Description and Operations of Alternative Embodiments

One alternative embodiment of the multiple person hammock shelter with retractable raincover is that it may be set up on the ground as a tent. To do this a ground sheet could be laid down on which to set the shelter. Another alternative is to place rollable-raincover flaps 66 and storable-raincover flaps 54 flat under bed 16, thus, creating a water-resistant layer under the fabric bed 16. Additional tent stake loops 70 located along raincover zipper entrance 72 will make the staking of the shelter possible, thus creating vestibule space under raincover 46 on the sides of bed 16.

Another alternative embodiment of the multiple person hammock shelter with retractable raincover is that it may be used as a multiple person hammock without a mosquito netting enclosure or a raincover.

CONCLUSION, RAMIFICATIONS AND SCOPE OF INVENTION

Accordingly, the reader will see that the multiple person hammock shelter with retractable raincover of this invention can be easily used to achieve a high degree of comfort.

Furthermore, the invention has the additional advantages in that:

    • It is easily and quickly set up and taken down.
    • It avoids the use of multiple lines that would become entangled easily.
    • It is easily and quickly adjusted with the aid of cam buckles.
    • The highly tensioned bed keeps unwanted sag to a minimum, saving one's lower back, knees, and heels from unnecessary pain.
    • Its unique tensioning system allows two people to lay side by side and not roll into one another, which is a common trait among most other hammocks.
    • Its outer stabilizer straps can be adjusted easily to perfect individual comfort levels.
    • It utilizes a system to apply or remove a raincover in which the user will not have to leave the comfort of his/her bed to enact.
    • It is constructed with mosquito netting which encompasses the entire upper dome, allowing for the greatest visibility.
    • It allows persons to enter or exit from either side, which aids in convenience in setting up the hammock.
    • It allows a person to stand up inside vestibule area, which aids in changing cloths.
    • It allows persons to sit on edge of bed without tipping bed, which aids in changing cloths and also aids those persons less flexible.
    • Its double-pulley system allows one with less than average strength to tension bed tautly.

While the above description contains many specificities, these should not be construed as limitations on the scope of the invention, but rather as an exemplification of one preferred embodiment thereof.
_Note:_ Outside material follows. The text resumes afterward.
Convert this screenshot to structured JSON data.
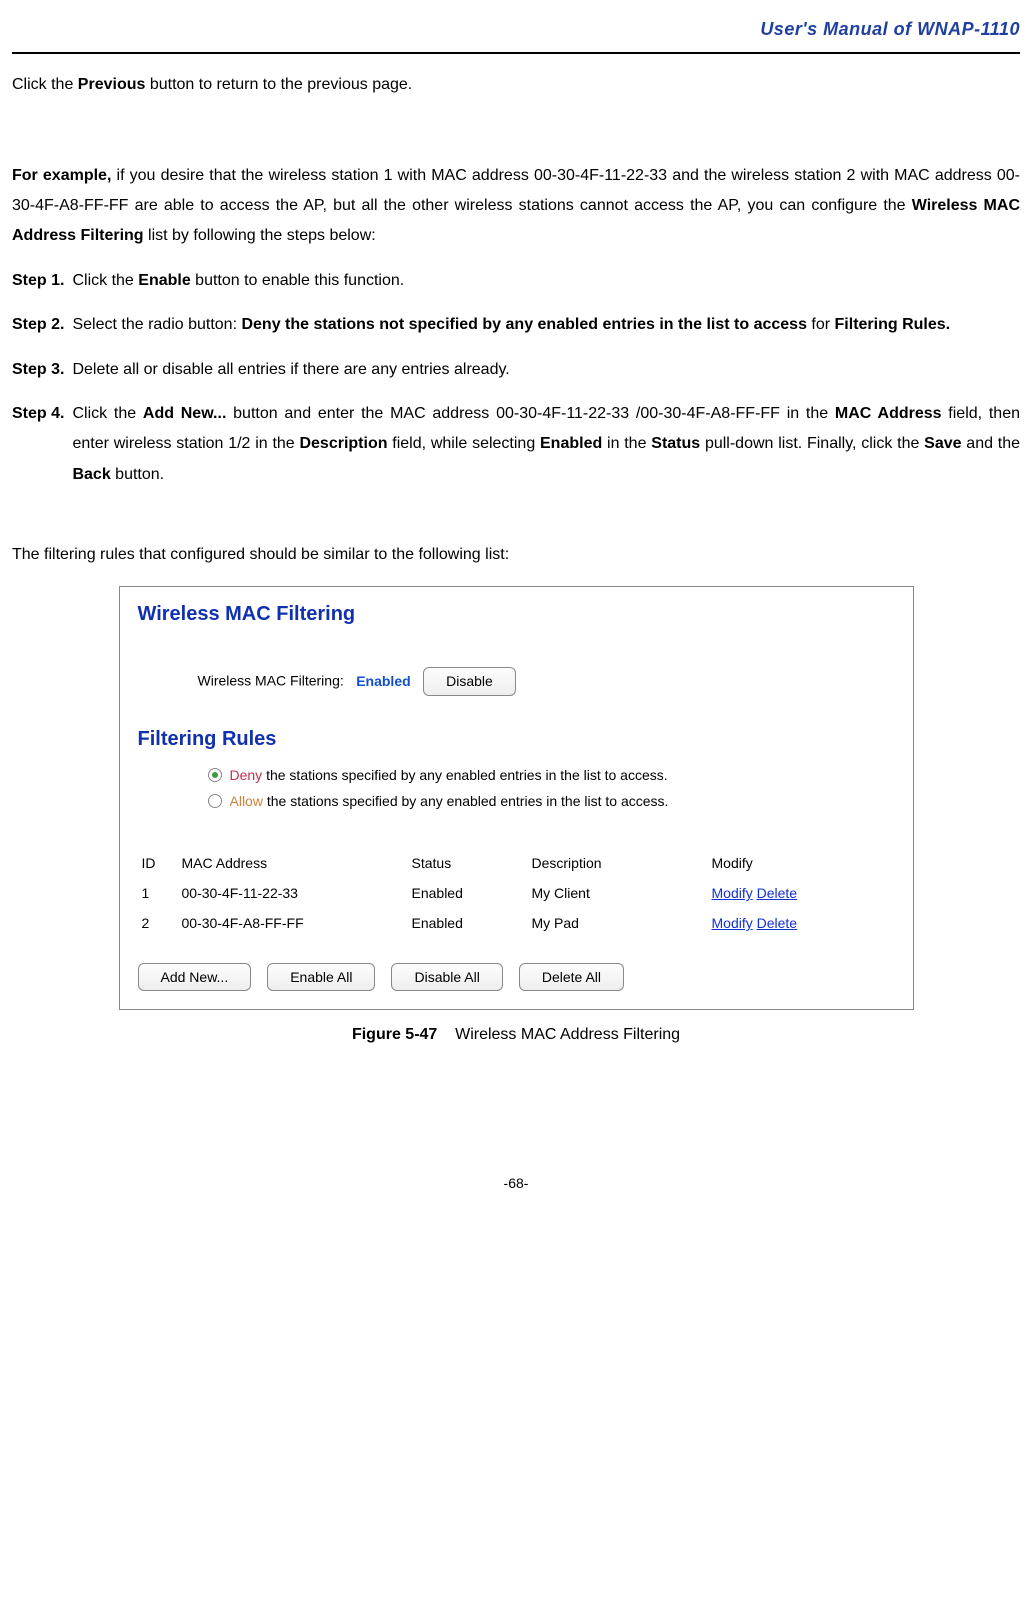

Many other variations are possible. For example:

    • Collapsible spreader-pole 32 could be located above fabric bed 16 rather than below as pictured.
    • Said pole 32 could be housed in a sheath securing pole 32 inside rather than using retaining pockets 28
    • The longitudinal ends of the hammock could be attached to spreader-pole 32 as could main tensioning strap 38 be attached directly to spreader pole 32.
    • A raincover and mosquito netting could be suspended from the spaced anchor rather than supported by tent poles.
    • Main tensioning strap 38 can and is suggested to be used in combination with a slippery piece of fabric placed on anchor 12 where straps 38 wrap around. This both protects surfaces and lessens friction on surfaces when tensioning hammock 14.
    • The mechanical advantage gained by wrapping main tensioning strap 38 around spaced anchor 12 could be built upon by using another static sheave 26 and wrapping said anchor 12 a third time. This would result in increasing said mechanical advantage.

Thus, the scope of the invention should be determined by the appended claims and their legal equivalents, rather than by the examples given.